Bryson DeChambeau: The defending champion having won at Winged Foot last autumn in impressive fashion. His prodigious distance off the tee does not need restating, but DeChambeau's key advantage at US Opens is his ability to gouge the ball onto greens from rough. Won earlier at Bay Hill in March but quiet since.
Jordan Spieth: Inching closer to his best form with some far more encouraging results in 2021. Returned to the winners' circle in his home state of Texas in April and finished T3 at the Masters. The odd destructive shot still lurks, but has the short-game skills to keep him in touch on a US Open leaderboard. Recent finishes at Torrey Pines are not good though.
Rory McIlroy: Still searching for consistency under the guidance of swing coach Pete Cowan. There have been some positive signs, not least a victory at the Wells Fargo at Quail Hollow. That win was largely due to McIlroy's short game and putting though, with his long game uncharacteristically errant. Ranks 173rd for driving accuracy on the PGA Tour this season, which does not bode well for a US Open.
Xander Schauffele: The bridesmaid at so many majors in recent years with no real weaknesses, apart from his ability to get across the winning line perhaps. Finished runner-up at Torrey Pines in January and ranks third on the PGA Tour for Strokes Gained Total.
Xander Schauffele has played in the @usopengolf 4 times. His finishes: T-5, T-6, T-3, 5th.
He's the first player to begin his U.S. Open career with four consecutive top-10 finishes since Bobby Jones (7 straight, 1920-1926).
— Justin Ray (@JustinRayGolf) June 14, 2021
Collin Morikawa: One of the best iron players in the world and won the USPGA Championship on a coastal course in San Francisco last year. Has three top 10s in his last five outings and leads the PGA Tour for Strokes Gained on Approach.
Patrick Cantlay: Plays well on traditional, ball-strikers courses as evidenced by two wins at Muirfield Village. Difficult to pick any holes in his game and is expected to contend.
Justin Thomas: When he is hot, he is red hot but Thomas has not had his best golf for a while.
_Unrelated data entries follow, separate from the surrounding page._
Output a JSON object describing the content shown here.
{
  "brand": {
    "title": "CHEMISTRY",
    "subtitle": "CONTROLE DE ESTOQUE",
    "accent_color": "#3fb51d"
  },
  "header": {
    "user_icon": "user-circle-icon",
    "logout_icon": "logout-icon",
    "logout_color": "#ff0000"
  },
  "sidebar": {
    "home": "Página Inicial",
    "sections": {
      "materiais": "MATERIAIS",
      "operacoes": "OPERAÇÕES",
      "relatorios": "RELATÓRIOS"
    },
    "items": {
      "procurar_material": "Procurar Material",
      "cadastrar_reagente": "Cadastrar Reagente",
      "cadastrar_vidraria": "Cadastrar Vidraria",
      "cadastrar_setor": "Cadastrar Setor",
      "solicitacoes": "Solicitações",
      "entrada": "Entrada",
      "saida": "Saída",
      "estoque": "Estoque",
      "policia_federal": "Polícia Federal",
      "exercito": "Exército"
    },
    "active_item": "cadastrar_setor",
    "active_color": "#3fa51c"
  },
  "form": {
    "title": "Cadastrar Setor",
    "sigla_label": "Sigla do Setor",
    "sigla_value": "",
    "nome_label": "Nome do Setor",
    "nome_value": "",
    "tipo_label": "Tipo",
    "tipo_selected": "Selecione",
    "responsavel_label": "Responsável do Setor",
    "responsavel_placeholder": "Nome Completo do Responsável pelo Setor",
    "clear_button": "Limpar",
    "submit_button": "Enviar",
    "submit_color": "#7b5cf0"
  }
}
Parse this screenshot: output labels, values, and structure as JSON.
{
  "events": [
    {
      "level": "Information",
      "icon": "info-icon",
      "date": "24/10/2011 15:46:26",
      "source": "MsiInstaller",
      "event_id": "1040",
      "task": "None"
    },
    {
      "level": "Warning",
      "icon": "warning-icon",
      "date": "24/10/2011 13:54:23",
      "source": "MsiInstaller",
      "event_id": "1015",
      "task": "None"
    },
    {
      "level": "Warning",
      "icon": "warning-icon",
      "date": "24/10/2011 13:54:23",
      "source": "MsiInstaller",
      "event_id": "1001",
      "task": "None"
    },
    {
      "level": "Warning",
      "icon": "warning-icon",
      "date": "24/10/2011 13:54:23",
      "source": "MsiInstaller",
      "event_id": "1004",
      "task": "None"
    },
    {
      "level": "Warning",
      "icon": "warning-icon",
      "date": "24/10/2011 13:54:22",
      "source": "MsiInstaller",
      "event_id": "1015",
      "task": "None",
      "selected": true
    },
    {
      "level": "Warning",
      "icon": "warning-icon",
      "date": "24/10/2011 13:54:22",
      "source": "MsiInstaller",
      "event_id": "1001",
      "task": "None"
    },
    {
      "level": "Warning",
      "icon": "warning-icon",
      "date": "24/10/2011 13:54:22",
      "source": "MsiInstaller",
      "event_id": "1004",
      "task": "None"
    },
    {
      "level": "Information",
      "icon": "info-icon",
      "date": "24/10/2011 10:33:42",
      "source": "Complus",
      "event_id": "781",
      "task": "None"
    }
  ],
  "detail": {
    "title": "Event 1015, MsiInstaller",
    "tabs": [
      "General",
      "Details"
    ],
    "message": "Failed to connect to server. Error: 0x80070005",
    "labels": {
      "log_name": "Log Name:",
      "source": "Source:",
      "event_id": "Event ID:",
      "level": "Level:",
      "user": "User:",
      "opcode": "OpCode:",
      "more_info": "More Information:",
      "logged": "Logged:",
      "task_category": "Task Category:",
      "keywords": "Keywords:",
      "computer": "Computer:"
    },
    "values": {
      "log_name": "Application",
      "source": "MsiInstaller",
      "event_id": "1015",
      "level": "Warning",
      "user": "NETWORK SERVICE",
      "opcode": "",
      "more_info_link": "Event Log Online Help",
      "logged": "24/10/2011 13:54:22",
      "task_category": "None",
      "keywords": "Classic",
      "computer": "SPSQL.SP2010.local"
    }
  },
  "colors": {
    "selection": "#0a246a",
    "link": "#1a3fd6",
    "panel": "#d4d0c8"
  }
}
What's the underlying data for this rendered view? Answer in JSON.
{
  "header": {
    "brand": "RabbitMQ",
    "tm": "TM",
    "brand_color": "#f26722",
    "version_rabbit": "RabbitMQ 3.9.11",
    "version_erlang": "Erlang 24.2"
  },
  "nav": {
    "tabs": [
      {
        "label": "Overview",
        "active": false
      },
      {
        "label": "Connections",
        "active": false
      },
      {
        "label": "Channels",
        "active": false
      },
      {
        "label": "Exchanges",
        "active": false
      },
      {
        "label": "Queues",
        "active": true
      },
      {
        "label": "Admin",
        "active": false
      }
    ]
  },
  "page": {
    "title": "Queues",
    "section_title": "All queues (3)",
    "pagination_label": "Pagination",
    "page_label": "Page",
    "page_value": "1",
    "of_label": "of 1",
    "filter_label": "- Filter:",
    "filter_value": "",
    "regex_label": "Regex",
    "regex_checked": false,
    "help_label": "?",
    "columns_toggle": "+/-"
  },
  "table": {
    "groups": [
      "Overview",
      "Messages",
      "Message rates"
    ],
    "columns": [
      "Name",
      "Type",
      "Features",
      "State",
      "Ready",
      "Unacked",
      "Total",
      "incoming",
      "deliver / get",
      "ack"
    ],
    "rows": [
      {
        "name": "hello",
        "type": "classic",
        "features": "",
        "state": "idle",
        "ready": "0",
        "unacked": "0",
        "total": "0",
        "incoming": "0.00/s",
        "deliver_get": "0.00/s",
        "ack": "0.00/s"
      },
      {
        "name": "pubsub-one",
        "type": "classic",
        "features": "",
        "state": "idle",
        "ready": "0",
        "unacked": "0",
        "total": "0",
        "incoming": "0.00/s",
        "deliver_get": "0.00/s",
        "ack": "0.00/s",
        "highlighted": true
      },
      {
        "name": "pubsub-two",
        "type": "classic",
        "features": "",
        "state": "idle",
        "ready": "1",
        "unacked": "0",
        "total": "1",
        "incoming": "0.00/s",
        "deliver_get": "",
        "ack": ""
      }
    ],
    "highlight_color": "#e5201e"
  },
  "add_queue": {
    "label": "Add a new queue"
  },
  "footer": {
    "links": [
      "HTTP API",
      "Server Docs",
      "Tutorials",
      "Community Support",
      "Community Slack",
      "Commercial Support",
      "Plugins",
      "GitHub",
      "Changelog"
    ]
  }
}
Without a top 10 since winning the Players Championship in March and wayward driving could well prove his downfall.